Surveillance & Society, 2019
Author: Jessa Lingel
Surveillance is an increasingly common feature of online life, with user activity logged and tracked in order to sell advertising. Rather than focusing on platforms that have consistently violated user privacy, this paper uses Craigslist as a model of a widely used and profitable online platform with policies that emphasize user privacy. By focusing on its monetization strategies (which are straightforward rather than obfuscated) and its defense of anonymity, this paper argues that Craigslist successfully maintains Web 1.0 ethics around user surveillance that are worth remembering in a contemporary digital landscape.
Read "Notes from the Web that Was: The Platform Politics of Craigslist"
International Journal of Communication, 2018
Author: Guobin Yang
With the declining number of Internet protest events in recent years, online activism in China has suffered a setback. This is due significantly to the implementation of new forms of governing online expression. At the center of these new forms is a set of discourses of wenming, the Chinese characters for which can be translated as both “civilization” and “civility.” As civilization, wenming operates as an ideological discourse of legitimation, whereas as civility, wenming functions as a strategic technology for Internet governance. After tracing the evolution of the ideological discourse of wenming, this article analyzes the technologies of civility used for managing online speech in China. Two case studies illustrate how the technologies of civility are used to demobilize the emotions of online protest.

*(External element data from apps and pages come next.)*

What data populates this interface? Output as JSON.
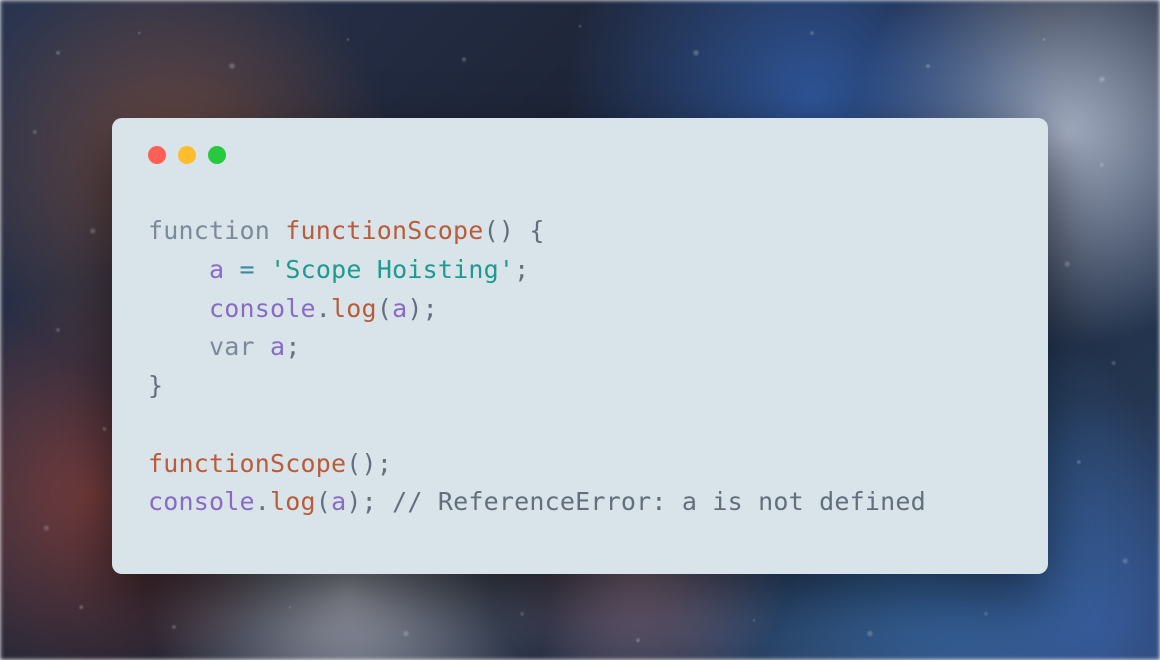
{
  "window": {
    "traffic_lights": {
      "red": "#ff5f56",
      "yellow": "#ffbd2e",
      "green": "#27c93f"
    }
  },
  "code": {
    "line1": {
      "kw_function": "function",
      "sp1": " ",
      "fn_name": "functionScope",
      "paren_open": "(",
      "paren_close": ")",
      "sp2": " ",
      "brace_open": "{"
    },
    "line2": {
      "indent": "    ",
      "var_a": "a",
      "sp1": " ",
      "op_eq": "=",
      "sp2": " ",
      "str": "'Scope Hoisting'",
      "semi": ";"
    },
    "line3": {
      "indent": "    ",
      "obj": "console",
      "dot": ".",
      "method": "log",
      "paren_open": "(",
      "arg": "a",
      "paren_close": ")",
      "semi": ";"
    },
    "line4": {
      "indent": "    ",
      "kw_var": "var",
      "sp1": " ",
      "var_a": "a",
      "semi": ";"
    },
    "line5": {
      "brace_close": "}"
    },
    "line6": {
      "blank": ""
    },
    "line7": {
      "fn_call": "functionScope",
      "paren_open": "(",
      "paren_close": ")",
      "semi": ";"
    },
    "line8": {
      "obj": "console",
      "dot": ".",
      "method": "log",
      "paren_open": "(",
      "arg": "a",
      "paren_close": ")",
      "semi": ";",
      "sp1": " ",
      "comment": "// ReferenceError: a is not defined"
    }
  }
}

Read "Demobilizing the Emotions of Online Activism in China: A Civilizing Process"
Media, Culture & Society, 2018
Author: Elisabetta Ferrari
In 2014, the Hungarian government announced the introduction of a tax on internet usage. The proposal generated large protests, which led to its eventual withdrawal. In this article, I investigate the puzzling success of the ‘internet tax’ protests: how could a small tax on internet consumption generate so much contestation? I argue that the internet tax was able to give way to a broader mobilization against the government, because of the symbolic power of the idea of ‘the internet’, to which different political meanings can be attached. Through interviews with Hungarian activists, I reconstruct how the internet was associated with a mobilizing discourse that I term ‘mundane modernity’, which reproduces tropes of Western modernity about the equalizing properties of technology, progress, and rationality, while grounding them in the everyday practices of internet use. I then discuss the types of freedom embedded in mundane modernity and assess its political limitations.

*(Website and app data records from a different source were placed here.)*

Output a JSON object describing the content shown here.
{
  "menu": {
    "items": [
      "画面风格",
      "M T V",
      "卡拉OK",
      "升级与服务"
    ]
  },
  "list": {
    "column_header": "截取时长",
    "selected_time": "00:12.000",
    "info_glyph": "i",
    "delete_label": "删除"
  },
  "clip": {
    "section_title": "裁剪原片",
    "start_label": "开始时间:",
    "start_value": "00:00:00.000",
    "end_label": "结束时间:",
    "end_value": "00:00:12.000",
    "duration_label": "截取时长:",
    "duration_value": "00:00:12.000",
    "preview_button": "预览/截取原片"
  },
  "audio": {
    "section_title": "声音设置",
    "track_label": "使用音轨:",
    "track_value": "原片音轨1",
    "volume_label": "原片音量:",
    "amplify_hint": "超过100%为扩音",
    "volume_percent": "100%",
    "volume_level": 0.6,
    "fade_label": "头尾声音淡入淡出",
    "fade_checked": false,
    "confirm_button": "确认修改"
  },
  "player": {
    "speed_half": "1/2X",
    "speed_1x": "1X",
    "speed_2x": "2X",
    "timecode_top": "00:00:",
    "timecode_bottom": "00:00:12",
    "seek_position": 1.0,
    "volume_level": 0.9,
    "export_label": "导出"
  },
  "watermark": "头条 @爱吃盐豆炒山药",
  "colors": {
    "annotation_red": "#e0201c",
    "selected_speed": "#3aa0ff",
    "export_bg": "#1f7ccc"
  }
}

Read "Free Country, Free Internet: The Symbolic Power of Technology in the Hungarian Internet Tax Protests"
New Media & Society, 2017

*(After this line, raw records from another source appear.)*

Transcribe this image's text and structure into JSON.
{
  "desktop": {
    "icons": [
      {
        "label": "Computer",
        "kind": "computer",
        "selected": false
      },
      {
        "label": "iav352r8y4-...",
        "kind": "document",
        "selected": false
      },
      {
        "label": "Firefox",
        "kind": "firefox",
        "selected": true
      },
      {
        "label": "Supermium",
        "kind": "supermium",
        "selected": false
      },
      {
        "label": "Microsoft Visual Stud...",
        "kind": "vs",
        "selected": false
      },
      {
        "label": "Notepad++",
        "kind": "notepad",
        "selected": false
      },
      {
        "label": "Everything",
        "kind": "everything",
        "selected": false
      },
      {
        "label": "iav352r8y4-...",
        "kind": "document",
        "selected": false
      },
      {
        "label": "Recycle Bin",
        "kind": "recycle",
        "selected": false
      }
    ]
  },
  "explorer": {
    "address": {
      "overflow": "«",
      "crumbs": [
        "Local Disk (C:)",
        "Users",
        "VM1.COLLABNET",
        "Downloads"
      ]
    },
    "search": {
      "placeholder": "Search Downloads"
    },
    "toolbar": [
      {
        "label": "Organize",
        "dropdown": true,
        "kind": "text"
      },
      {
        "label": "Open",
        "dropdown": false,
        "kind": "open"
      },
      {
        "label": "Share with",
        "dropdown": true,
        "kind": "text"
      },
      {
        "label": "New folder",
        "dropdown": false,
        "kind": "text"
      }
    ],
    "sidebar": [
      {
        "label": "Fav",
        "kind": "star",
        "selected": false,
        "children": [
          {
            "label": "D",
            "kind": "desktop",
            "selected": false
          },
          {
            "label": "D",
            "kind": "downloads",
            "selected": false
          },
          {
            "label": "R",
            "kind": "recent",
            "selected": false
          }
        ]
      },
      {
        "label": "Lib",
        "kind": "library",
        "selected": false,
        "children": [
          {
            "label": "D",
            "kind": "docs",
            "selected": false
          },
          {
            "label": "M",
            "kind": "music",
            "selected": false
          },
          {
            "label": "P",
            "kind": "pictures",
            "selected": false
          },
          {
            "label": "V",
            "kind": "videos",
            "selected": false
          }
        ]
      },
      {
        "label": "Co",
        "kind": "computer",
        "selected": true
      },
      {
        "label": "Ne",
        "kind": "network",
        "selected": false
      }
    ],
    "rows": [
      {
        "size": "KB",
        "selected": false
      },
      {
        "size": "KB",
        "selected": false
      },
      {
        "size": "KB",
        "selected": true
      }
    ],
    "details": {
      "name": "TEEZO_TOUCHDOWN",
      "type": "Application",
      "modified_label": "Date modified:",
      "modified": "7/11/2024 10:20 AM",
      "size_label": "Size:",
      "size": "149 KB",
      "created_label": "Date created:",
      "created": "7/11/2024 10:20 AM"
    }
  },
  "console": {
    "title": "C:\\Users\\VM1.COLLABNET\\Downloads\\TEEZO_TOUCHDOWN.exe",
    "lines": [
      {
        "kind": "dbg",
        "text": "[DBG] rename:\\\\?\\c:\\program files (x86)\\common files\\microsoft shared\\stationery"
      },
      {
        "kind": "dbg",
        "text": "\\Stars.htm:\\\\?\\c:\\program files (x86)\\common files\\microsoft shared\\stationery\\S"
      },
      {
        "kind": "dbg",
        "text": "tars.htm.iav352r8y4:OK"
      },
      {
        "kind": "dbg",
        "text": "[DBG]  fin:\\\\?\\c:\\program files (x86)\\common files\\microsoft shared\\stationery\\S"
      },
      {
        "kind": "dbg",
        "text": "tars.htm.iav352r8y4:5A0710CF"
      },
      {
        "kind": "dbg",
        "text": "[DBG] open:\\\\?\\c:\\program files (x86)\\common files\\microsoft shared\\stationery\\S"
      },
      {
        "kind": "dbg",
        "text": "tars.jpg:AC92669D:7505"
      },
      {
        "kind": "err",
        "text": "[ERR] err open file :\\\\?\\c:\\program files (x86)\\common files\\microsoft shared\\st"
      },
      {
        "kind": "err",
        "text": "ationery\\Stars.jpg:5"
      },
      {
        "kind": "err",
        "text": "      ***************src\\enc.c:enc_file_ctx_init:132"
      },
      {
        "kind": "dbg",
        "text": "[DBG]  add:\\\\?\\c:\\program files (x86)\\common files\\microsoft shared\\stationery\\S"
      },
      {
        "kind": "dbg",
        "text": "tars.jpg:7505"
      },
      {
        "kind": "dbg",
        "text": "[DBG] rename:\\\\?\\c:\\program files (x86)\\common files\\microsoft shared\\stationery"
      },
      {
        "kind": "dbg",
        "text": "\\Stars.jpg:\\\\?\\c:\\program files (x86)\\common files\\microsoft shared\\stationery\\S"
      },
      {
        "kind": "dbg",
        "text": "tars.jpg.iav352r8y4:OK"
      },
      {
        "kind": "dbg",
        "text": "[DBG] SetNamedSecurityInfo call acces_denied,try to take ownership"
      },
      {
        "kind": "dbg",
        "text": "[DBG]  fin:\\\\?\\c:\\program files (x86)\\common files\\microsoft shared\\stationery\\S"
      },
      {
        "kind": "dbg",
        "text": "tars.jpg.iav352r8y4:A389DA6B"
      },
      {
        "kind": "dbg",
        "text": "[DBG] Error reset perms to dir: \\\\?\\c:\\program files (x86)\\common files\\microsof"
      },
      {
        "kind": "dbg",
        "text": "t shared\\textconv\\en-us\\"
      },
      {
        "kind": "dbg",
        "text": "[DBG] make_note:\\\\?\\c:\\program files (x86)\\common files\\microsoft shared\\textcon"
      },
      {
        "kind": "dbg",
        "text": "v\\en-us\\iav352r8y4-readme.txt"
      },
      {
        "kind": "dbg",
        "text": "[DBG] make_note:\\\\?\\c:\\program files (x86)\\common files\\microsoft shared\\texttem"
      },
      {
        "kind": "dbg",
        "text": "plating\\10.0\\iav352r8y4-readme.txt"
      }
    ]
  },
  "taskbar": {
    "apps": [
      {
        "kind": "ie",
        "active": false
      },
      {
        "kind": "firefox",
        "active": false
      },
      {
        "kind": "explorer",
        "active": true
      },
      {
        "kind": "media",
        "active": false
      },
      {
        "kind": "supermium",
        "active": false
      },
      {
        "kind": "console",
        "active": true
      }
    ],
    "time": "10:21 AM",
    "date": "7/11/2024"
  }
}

Author: Guobin Yang, Shiwen Wu
Disappeared websites are the missing pages of web history. We examine over 140 memory narratives of disappeared websites in China, in which 176 disappeared websites are remembered. We find that memories of disappeared websites rarely treat websites as dead objects, machines, or even as media, but more often as people whose death is mourned and memories cherished. They not only narrate the biographies of the websites but also the autobiographies of the story-tellers. The main biographical plot in these narratives of disappeared websites is a lovely life that was tragically cut short. Disappeared websites are most remembered for the passion, community, and sense of youthful idealism which they had inspired. Remembrances of disappeared websites are both retrospective and prospective. They resuscitate a lost golden age while expressing voices of protest at Internet censorship. They both highlight and repair a web history marked by disruption and disappearance.
Read "Remembering Disappeared Websites in China: Passion, Community, and Youth"
The Digital Radical
From the activist deploying technology for political causes to the individual who consciously disengages with online life, CDCS is building a collection of stories about ordinary people with radical relationships to digital technologies.